observation heavily informed by the facts of that case. In
particular, the court does not specify whether the jury's
pre-verdict royalty was “logically” the lowest
possible ongoing royalty because the law dictates it to be
so, because the jury's rate was the lower bound of the
parties' arguments, or because of some other
consideration. See Id. at 1356.
the Sidak article is partially senseless if Amado
amounted to a holding. Sidak, among other things, empirically
explores post-Amado district court decisions to see
whether those courts have “developed a consistent
methodology for determining an ongoing royalty.” Sidak
at 3. He finds none, and therefore proposes “a simple
yet rigorous economic methodology that courts can apply when
determining an ongoing royalty.” Id. Sidak
does not ask, “Can a judge award an ongoing royalty
rate lower than the jury's royalty rate for past
infringement?” His observation that the 35 district
court cases surveyed always award at least the same royalty
rate fixed by the jury was an observation gleaned from his
data and informing his opinions about the proper method of
calculating an ongoing royalty. See Id. at 12. When
it comes to calculating that royalty, Sidak opines that the
post-verdict context “will typically support
the award of an ongoing royalty that exceeds the reasonable
royalty awarded for past infringement, ” id.
at 25-26 (emphasis added), but he nowhere argues that any
other option is categorically off-limits.
these findings and opinions would be misdirected if
Amado indeed held that the jury's pre-verdict
royalty rate is the lower limit. An observation that 35
courts have adopted that lower limit would have no empirical
relevance to Sidak's proposed royalty calculation method,
given that the jury's rate would necessarily be the
starting point under Amado.
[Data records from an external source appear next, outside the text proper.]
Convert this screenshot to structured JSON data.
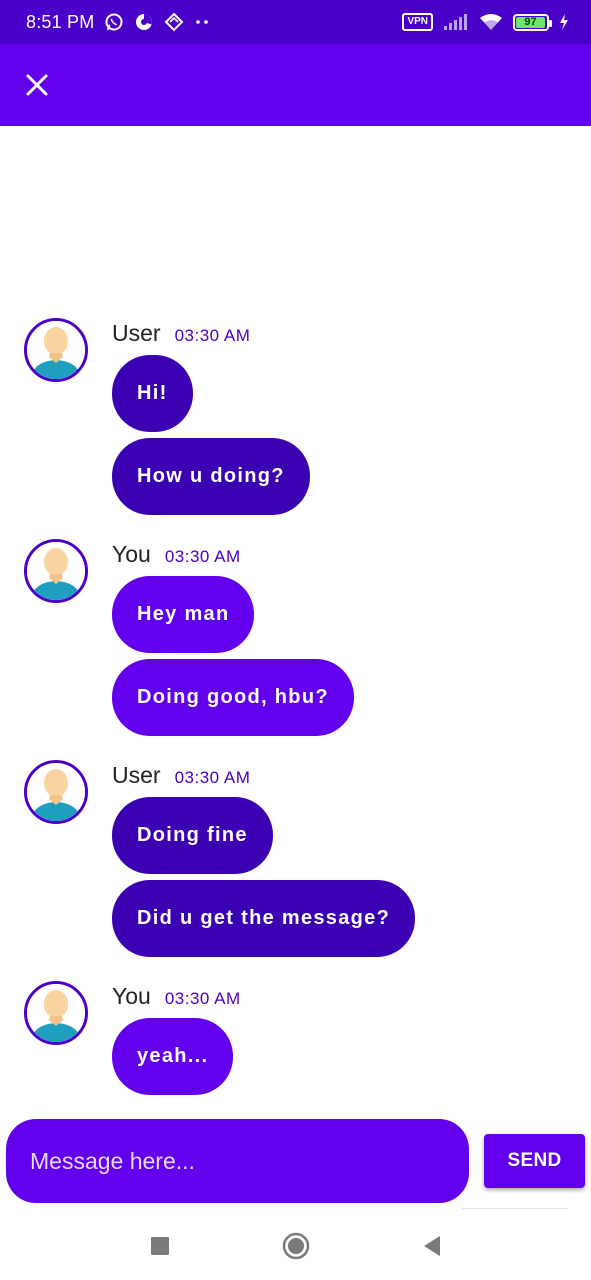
{
  "status_bar": {
    "time": "8:51 PM",
    "vpn_label": "VPN",
    "battery_level": "97",
    "icons": [
      "whatsapp-icon",
      "data-saver-icon",
      "app-icon",
      "more-notifications-icon",
      "signal-icon",
      "wifi-icon",
      "battery-icon",
      "charging-icon"
    ]
  },
  "app_bar": {
    "close_icon": "close-icon",
    "background": "#6200ee"
  },
  "messages": [
    {
      "sender": "User",
      "time": "03:30 AM",
      "side": "other",
      "texts": [
        "Hi!",
        "How u doing?"
      ]
    },
    {
      "sender": "You",
      "time": "03:30 AM",
      "side": "mine",
      "texts": [
        "Hey man",
        "Doing good, hbu?"
      ]
    },
    {
      "sender": "User",
      "time": "03:30 AM",
      "side": "other",
      "texts": [
        "Doing fine",
        "Did u get the message?"
      ]
    },
    {
      "sender": "You",
      "time": "03:30 AM",
      "side": "mine",
      "texts": [
        "yeah..."
      ]
    }
  ],
  "composer": {
    "placeholder": "Message here...",
    "value": "",
    "send_label": "SEND"
  },
  "nav_bar": {
    "icons": [
      "recents-square-icon",
      "home-circle-icon",
      "back-triangle-icon"
    ]
  },
  "colors": {
    "status_bar": "#4a00c8",
    "accent": "#6200ee",
    "bubble_other": "#3b00b2",
    "bubble_mine": "#6200ee",
    "timestamp": "#4a00c8"
  }
}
Nor would there be any
need to discuss whether an ongoing royalty rate can drop
below the pre-verdict royalty rate.
addition, the Court finds that the current trend in Supreme
Court patent cases is to preserve district courts'
traditional equitable discretion as much as possible.
See, e.g., Halo Elecs., Inc. v. Pulse
Elecs., Inc., 136 S.Ct. 1923 (2016); eBay Inc. v.
MercExchange, L.L.C., 547 U.S. 388 (2006). Accordingly,
the Court reaffirms its previous finding that,
notwithstanding other courts' and commentators'
interpretations of Amado, district courts retain the
equitable discretion to set any adequately reasoned ongoing
royalty rate, whether above or below the rate fixed by the
jury for pre-verdict infringement. (See ECF No. 500
the rate the Court selected here, the Court thoroughly
explained its reasoning in the Post-Trial Order. (See
id.) To that reasoning, the Court adds only that-to the
extent Federal Rule of Evidence 408 prevents the Court from
considering the parties' failed license negotiations
(see ECF No. 505 at 9)-the Court would nonetheless
have concluded that XY was not, in reality, a willing
licensor based solely on the jury's finding that both
parties breached their agreement (see ECF No. 500 at